There is 15 years of research that shows the bio-cumulative impact of discrimination on [the black and brown body]. The fact that African-American women with college degrees have higher infant-mortality rates than white women who drop out of school after eighth grade [says a lot]. That isn’t about coverage. That isn’t about occupational status. That is about something else.
That is about race-specific injuries. We have to insist that the race-specific injuries that continue to exist be part of that conversation. I just want to make sure we’re connecting the dots between class and race and not assuming that one is the other, because they’re not. They’re connected, but they’re different.

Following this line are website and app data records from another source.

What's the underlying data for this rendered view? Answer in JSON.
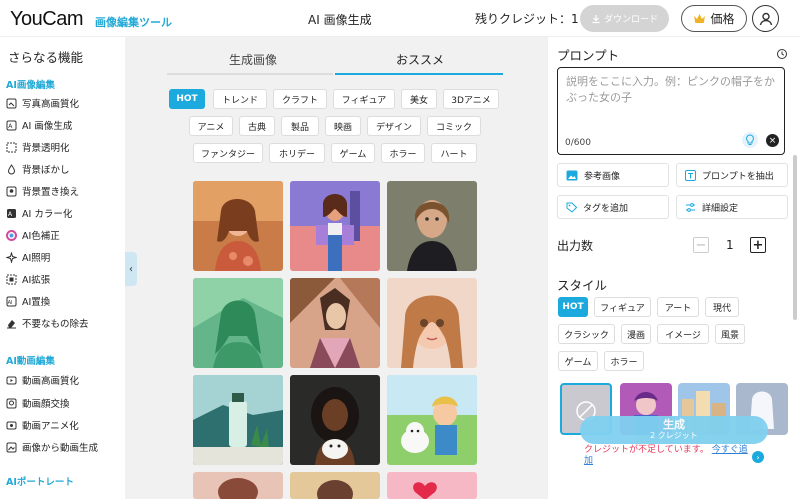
{
  "header": {
    "logo": "YouCam",
    "logo_sub": "画像編集ツール",
    "title": "AI 画像生成",
    "credits": "残りクレジット：1",
    "download_label": "ダウンロード",
    "price_label": "価格"
  },
  "sidebar": {
    "title": "さらなる機能",
    "section_image": "AI画像編集",
    "image_items": [
      "写真高画質化",
      "AI 画像生成",
      "背景透明化",
      "背景ぼかし",
      "背景置き換え",
      "AI カラー化",
      "AI色補正",
      "AI照明",
      "AI拡張",
      "AI置換",
      "不要なもの除去"
    ],
    "section_video": "AI動画編集",
    "video_items": [
      "動画高画質化",
      "動画顔交換",
      "動画アニメ化",
      "画像から動画生成"
    ],
    "section_portrait": "AIポートレート"
  },
  "center": {
    "tabs": [
      "生成画像",
      "おススメ"
    ],
    "active_tab": 1,
    "tags": [
      "HOT",
      "トレンド",
      "クラフト",
      "フィギュア",
      "美女",
      "3Dアニメ",
      "アニメ",
      "古典",
      "製品",
      "映画",
      "デザイン",
      "コミック",
      "ファンタジー",
      "ホリデー",
      "ゲーム",
      "ホラー",
      "ハート"
    ]
  },
  "right": {
    "prompt_title": "プロンプト",
    "prompt_placeholder": "説明をここに入力。例：ピンクの帽子をかぶった女の子",
    "prompt_count": "0/600",
    "buttons": [
      "参考画像",
      "プロンプトを抽出",
      "タグを追加",
      "詳細設定"
    ],
    "output_label": "出力数",
    "output_value": "1",
    "style_title": "スタイル",
    "style_tags": [
      "HOT",
      "フィギュア",
      "アート",
      "現代",
      "クラシック",
      "漫画",
      "イメージ",
      "風景",
      "ゲーム",
      "ホラー"
    ],
    "generate_label": "生成",
    "generate_sub": "2 クレジット",
    "warning": "クレジットが不足しています。",
    "warning_link": "今すぐ追加"
  },
  "colors": {
    "accent": "#1ca9dd",
    "warning": "#e83a5b",
    "link": "#2e7fd6"
  }
}
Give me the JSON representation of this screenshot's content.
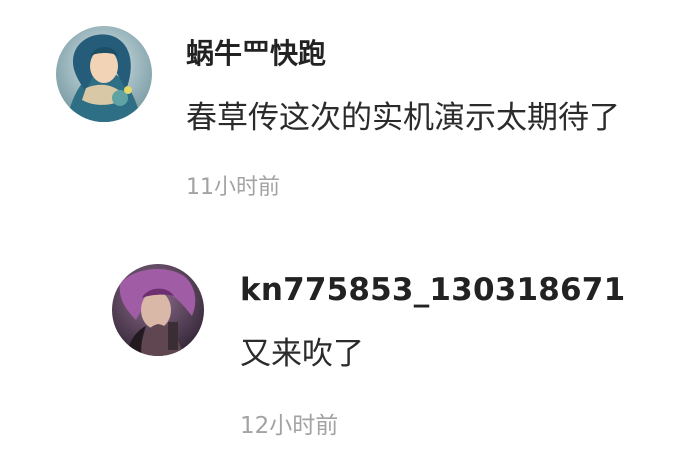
{
  "comments": [
    {
      "avatar_icon": "user-avatar-icon",
      "username": "蜗牛罒快跑",
      "content": "春草传这次的实机演示太期待了",
      "time": "11小时前"
    }
  ],
  "replies": [
    {
      "avatar_icon": "user-avatar-icon",
      "username": "kn775853_130318671",
      "content": "又来吹了",
      "time": "12小时前"
    }
  ],
  "colors": {
    "username": "#222222",
    "content": "#2b2b2b",
    "timestamp": "#a3a3a3",
    "background": "#ffffff"
  }
}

Rinku Sen on why the fight for racial justice and the struggle for justice for the LGBT (lesbian, gay, bisexual, transgender) community are linked:
We just completed the Better Together study, where we surveyed racial-justice organizations about how they deal with LGBT constituencies and issues. I think the first thing that really sucked me in about that study was that there are millions of LGBT people of color in our communities. If you are a racial-justice organization and you claim to support people of color, there are gay people, trans people and lesbians in that community. There are groups that say, well, we’re Asian, so we don’t work on gay issues. Or we’re an economic-justice organization and we don’t work on gay issues. Well, gay issues are Asian, economic-[justice] and criminal-justice issues.
The people who are most affected by “Don’t ask, don’t tell” are black women in the military. Whatever you think about the U.S. military, it is a key economic factor for people of color, and we have to be able to protect their rights. In almost every issue that a racial-justice organization works on — whether it’s police brutality, workplace discrimination or housing — I can guarantee that if you really studied it, LGBT people of color are among the most vulnerable people affected by it. It is the job of racial-justice organizations to take care of our people.
Lynette Holloway is a Chicago-based writer. She is a former New York Times reporter and associate editor for Ebony magazine.